◆ Exercise requirements:
Report the lines of the material that carry the string "this".

◆ Available data:
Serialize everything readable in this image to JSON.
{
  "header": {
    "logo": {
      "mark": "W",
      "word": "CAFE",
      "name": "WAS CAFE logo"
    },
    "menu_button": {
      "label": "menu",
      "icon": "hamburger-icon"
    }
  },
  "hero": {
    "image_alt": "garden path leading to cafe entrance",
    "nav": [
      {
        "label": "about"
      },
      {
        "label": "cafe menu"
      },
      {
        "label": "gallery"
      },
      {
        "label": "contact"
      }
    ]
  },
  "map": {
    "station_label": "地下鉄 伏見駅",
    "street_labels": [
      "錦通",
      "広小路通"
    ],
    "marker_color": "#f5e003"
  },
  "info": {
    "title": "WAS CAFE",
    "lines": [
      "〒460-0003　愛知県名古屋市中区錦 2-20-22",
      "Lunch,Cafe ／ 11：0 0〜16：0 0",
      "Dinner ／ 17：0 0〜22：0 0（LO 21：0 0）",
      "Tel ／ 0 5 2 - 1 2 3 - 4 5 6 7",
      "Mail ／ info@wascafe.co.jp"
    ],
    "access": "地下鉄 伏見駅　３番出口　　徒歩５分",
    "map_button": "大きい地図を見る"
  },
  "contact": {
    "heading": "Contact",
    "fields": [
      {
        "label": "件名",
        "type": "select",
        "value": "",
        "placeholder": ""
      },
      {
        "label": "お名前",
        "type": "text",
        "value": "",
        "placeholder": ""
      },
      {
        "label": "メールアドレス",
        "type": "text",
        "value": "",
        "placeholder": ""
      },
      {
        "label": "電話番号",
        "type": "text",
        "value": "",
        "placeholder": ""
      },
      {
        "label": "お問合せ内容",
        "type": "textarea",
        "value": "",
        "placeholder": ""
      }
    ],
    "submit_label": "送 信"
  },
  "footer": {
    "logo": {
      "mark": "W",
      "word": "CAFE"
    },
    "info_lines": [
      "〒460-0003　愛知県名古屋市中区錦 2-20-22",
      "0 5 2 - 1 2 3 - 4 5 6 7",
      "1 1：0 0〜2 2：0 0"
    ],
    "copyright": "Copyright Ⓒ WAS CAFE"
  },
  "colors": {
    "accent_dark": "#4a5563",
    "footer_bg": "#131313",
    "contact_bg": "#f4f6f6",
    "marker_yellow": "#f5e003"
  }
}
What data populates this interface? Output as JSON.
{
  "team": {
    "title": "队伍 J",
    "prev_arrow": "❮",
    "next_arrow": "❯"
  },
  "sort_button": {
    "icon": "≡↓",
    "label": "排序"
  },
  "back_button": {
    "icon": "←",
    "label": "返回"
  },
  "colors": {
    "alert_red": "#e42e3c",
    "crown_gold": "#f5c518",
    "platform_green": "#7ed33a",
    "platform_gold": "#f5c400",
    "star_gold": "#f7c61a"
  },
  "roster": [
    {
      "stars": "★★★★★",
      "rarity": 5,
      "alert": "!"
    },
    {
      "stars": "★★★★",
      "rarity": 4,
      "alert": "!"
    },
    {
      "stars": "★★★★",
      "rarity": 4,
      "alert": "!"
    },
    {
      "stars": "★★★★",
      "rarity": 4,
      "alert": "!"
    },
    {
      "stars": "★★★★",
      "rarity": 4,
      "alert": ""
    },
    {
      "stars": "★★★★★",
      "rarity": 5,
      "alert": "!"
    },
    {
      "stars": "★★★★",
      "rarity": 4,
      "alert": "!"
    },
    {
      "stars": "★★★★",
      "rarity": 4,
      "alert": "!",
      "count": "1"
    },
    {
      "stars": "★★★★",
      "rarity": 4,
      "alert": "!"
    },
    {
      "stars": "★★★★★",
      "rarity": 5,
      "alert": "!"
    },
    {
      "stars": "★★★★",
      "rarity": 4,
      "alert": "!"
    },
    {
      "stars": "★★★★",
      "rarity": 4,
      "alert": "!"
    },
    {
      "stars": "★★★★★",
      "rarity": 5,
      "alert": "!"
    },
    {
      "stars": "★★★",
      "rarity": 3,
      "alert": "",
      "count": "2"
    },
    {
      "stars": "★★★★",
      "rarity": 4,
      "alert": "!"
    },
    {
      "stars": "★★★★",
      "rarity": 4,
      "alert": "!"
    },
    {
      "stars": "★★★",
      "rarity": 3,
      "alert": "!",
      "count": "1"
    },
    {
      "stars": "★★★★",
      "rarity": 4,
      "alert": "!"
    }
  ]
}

◆ Exercise output:
Serialize everything readable in this image to JSON.
What data populates this interface? Output as JSON.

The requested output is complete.